Close second, maybe even first to the Blue Jays due to their meager payroll total right now. This is the time to invest in the team. Many of their young core players like Adley Rustchman and Gunnar Henderson are pre-arbitration, so signing some higher end players while they’re affordable can speed up the contention process. It also shifts some players so that someone like Anthony Santander can maybe be a full time DH or platoon left fielder (though his defensive metrics aren’t great compared to right field).

It wouldn’t turn the Orioles into an immediate contender. They’d still need to address the infield, which other than Henderson and Rustchman, is light hitting, plus pitching but it would be a sign that they’re ready to compete.

Boston Red Sox
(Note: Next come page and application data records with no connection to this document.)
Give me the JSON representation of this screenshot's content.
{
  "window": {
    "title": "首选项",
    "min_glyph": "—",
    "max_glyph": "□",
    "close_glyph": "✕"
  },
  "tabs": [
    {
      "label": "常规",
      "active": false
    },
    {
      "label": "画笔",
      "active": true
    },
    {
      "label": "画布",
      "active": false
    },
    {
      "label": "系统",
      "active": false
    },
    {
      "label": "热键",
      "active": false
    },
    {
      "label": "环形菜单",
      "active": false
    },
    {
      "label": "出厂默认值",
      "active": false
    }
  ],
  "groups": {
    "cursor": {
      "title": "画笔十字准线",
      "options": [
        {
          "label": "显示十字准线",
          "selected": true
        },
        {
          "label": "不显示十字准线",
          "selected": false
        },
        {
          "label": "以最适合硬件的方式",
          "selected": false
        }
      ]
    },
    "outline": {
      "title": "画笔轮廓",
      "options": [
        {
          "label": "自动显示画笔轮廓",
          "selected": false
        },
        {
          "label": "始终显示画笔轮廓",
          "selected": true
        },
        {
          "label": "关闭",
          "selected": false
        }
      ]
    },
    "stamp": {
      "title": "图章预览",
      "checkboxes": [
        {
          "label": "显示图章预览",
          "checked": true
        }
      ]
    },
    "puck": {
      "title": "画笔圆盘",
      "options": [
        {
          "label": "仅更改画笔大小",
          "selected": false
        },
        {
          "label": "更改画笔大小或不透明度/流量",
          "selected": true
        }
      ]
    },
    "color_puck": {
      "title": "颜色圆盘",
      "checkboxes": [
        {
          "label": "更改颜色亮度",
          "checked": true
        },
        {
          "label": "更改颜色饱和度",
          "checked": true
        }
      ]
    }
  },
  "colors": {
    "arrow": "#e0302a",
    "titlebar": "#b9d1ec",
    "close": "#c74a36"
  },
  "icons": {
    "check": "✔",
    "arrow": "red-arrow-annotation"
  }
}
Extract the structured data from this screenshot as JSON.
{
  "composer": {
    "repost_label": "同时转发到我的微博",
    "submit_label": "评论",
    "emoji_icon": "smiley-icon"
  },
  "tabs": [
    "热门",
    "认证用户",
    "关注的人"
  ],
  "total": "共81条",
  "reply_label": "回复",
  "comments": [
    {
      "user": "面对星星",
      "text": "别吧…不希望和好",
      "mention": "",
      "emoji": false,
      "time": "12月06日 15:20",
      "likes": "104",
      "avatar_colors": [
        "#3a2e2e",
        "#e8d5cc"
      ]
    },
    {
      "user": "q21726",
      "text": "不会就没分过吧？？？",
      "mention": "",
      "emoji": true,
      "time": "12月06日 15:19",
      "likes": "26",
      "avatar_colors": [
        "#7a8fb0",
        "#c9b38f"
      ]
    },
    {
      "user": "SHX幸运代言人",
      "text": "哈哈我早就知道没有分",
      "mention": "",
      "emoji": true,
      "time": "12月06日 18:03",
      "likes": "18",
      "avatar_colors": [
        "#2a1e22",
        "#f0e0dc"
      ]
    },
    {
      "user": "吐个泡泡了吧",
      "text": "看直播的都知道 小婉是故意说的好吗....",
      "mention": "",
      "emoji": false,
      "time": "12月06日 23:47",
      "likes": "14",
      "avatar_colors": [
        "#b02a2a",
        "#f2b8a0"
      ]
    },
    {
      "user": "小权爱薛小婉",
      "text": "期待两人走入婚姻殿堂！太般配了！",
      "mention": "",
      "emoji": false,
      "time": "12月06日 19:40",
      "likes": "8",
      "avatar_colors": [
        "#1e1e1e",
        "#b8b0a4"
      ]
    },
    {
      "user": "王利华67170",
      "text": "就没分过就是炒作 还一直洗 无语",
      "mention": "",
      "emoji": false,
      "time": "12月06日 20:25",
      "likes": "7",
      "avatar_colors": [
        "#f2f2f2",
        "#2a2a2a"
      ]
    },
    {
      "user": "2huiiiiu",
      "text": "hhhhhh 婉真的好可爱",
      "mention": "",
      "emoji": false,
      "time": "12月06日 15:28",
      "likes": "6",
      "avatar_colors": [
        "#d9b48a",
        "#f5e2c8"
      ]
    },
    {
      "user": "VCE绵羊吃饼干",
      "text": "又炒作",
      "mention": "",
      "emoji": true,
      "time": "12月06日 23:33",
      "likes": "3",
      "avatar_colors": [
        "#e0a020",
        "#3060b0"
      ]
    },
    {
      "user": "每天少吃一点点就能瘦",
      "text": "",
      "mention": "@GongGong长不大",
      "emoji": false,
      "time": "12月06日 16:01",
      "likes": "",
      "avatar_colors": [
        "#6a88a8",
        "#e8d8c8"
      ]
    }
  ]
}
This definitely won’t happen, but maybe not for the reason your thinking. We only have to look back a few years, but when the Red Sox traded Mookie Betts, it was due to not wanting to pay for a long term contract. If they sign Aaron Judge, then what was even the point of trading Betts in the first place? Sure, maybe you can say they were extracting prospect value and turning Betts into multiple good young players. Except the players they got aren’t much more than average starters or are still in the minors.

The Red Sox are on a diet of financial discipline, even if it means a fifth place finish in the east. You can’t tell me fans want *checks notes, sighs* Rob Refsnyder playing right field over Aaron Judge, but that looks like what they’re getting.

Tampa Bay Rays

I don’t know how to emphasize how small the chances are, but hell would freeze over first before the Rays spent on a free agent like Judge. The type of long term contract they’ll give out is to players like Evan Longoria and Wander Franco, players that are already in the system and willing to take a discount for the money right now rather than risk it all for a larger pay day in the future.

Manuel Margot is there current starting right fielder with an AAV of $9.5 million, but he split time with Brett Phillips and a large Rolodex of others for the Rays. I’d rather have Judge than a nameless amalgamation of players, but that’s not the Rays way. It’s to hold players until arbitration and then ship them off for a prospect you don’t know but will be worth 2.1 fWAR in the hyper specific role that the Rays internal models and algorithms (and scouts) project for them until they too reach arbitration and we repeat this cycle again. But hey, at least you lose in the world series in the few times you actually make it!

The point of all this is to say, the American League East is extremely competitive and a player of Judge’s caliber can tilt the scales in favor of whoever signs him. It’s why the Yankees should prioritize re-signing him and their rivals should try to steal him away from them.